Spent last week thrashing in the grip of a nasty bug, my fever dreams enhanced by the American government, which, after fifteen votes for speaker of the House, has been reduced to an endless screech. Here in Las Vegas, we’re catching the faintest edge of the atmospheric river, a weather event that sounds like something from a fantasy novel.

In The Peripheral, William Gibson describes “the jackpot,” a cascade of crises that wipe out most of humanity ten or twenty years from now. His vision of the apocalypse is “multicausal, with no particular beginning and no end. More a climate than an event, so not the way apocalypse stories liked to have a big event, after which everybody ran around with guns . . .” And ten pages later: “Conspiracy theory’s got to be simple. Sense doesn’t come into it. People are more scared of how complicated shit actually is than they are about whatever’s supposed to be behind the conspiracy.”

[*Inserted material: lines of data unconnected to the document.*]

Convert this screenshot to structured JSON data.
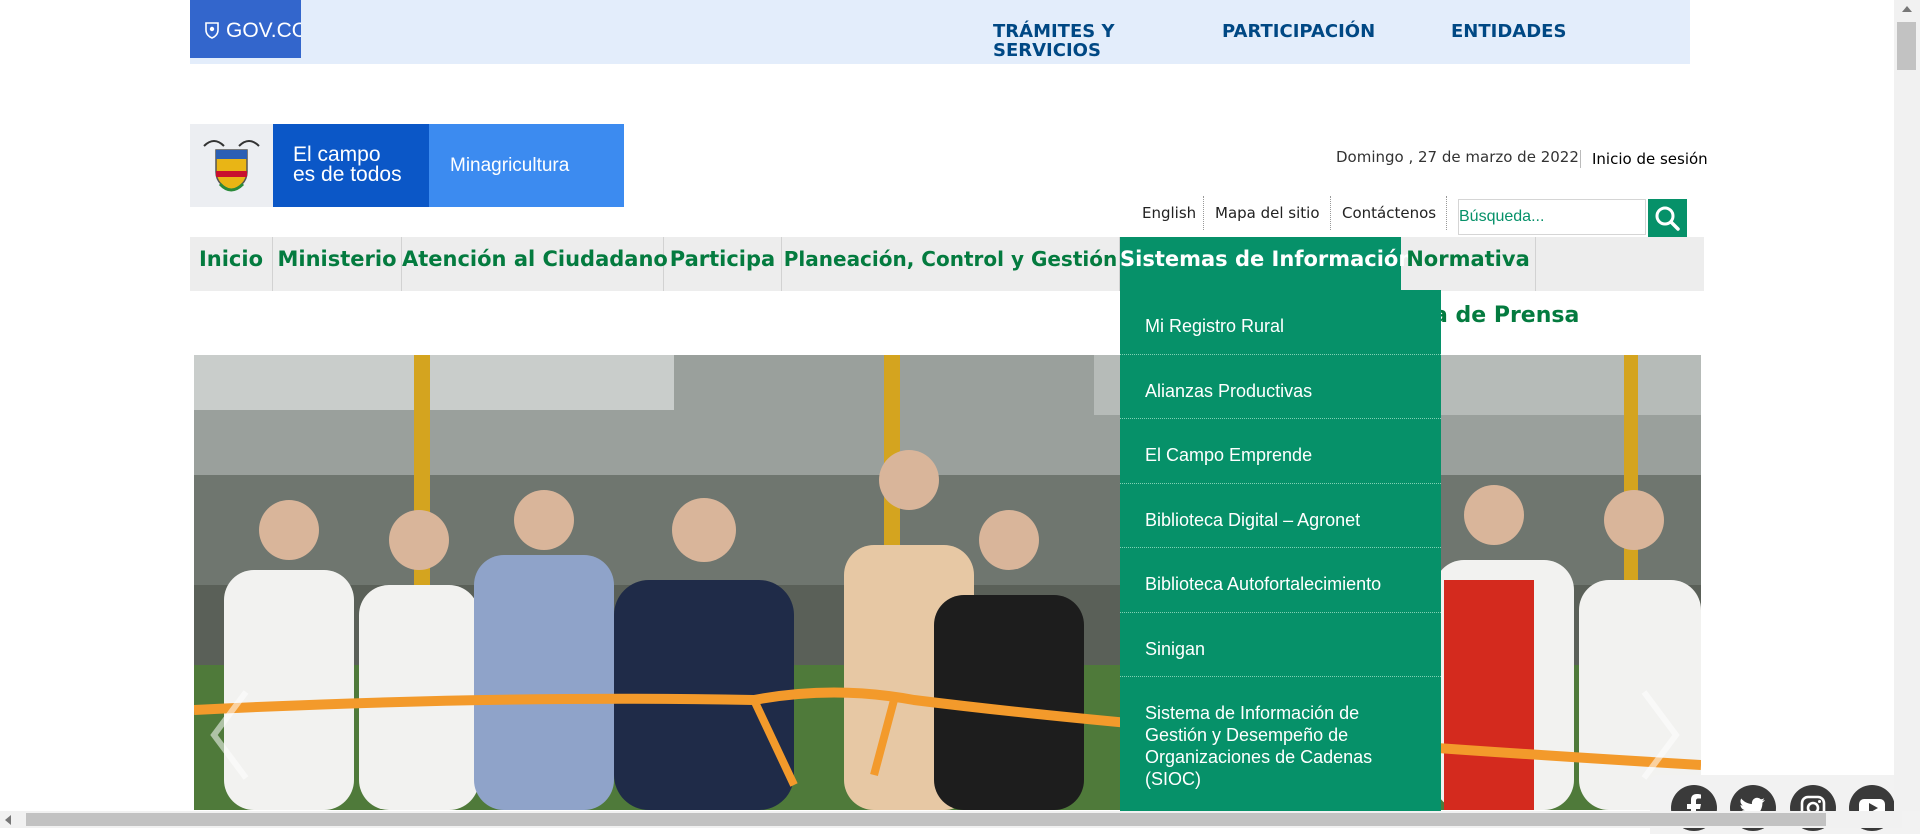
{
  "gov_bar": {
    "logo_text": "GOV.CO",
    "links": [
      "TRÁMITES Y SERVICIOS",
      "PARTICIPACIÓN",
      "ENTIDADES"
    ]
  },
  "brand": {
    "slogan": "El campo es de todos",
    "ministry": "Minagricultura"
  },
  "header": {
    "date": "Domingo , 27 de marzo de 2022",
    "login": "Inicio de sesión",
    "utility_links": [
      "English",
      "Mapa del sitio",
      "Contáctenos"
    ],
    "search_placeholder": "Búsqueda..."
  },
  "nav": {
    "items": [
      "Inicio",
      "Ministerio",
      "Atención al Ciudadano",
      "Participa",
      "Planeación, Control y Gestión",
      "Sistemas de Información",
      "Normativa"
    ],
    "active": "Sistemas de Información"
  },
  "dropdown": {
    "items": [
      "Mi Registro Rural",
      "Alianzas Productivas",
      "El Campo Emprende",
      "Biblioteca Digital – Agronet",
      "Biblioteca Autofortalecimiento",
      "Sinigan",
      "Sistema de Información de Gestión y Desempeño de Organizaciones de Cadenas (SIOC)"
    ]
  },
  "subnav": {
    "partial_label": "a de Prensa"
  },
  "social": [
    "facebook-icon",
    "twitter-icon",
    "instagram-icon",
    "youtube-icon"
  ],
  "colors": {
    "gov_blue": "#3366cc",
    "gov_bar_bg": "#e3edfb",
    "green": "#069169",
    "nav_text_green": "#047b3f"
  }
}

Shopping at Walmart in Vegas sounds bleak, but it was remarkably pleasant. Phil Collins sang about how he could feel it coming in the air tonight while I collected the materials for a shepherd’s pie. But the secret ingredient must be found elsewhere: Sichuan peppercorns.

There’s a bird in the desert that sounds like a buzzy little synthesizer, maybe a 303, and I’d like to know its name.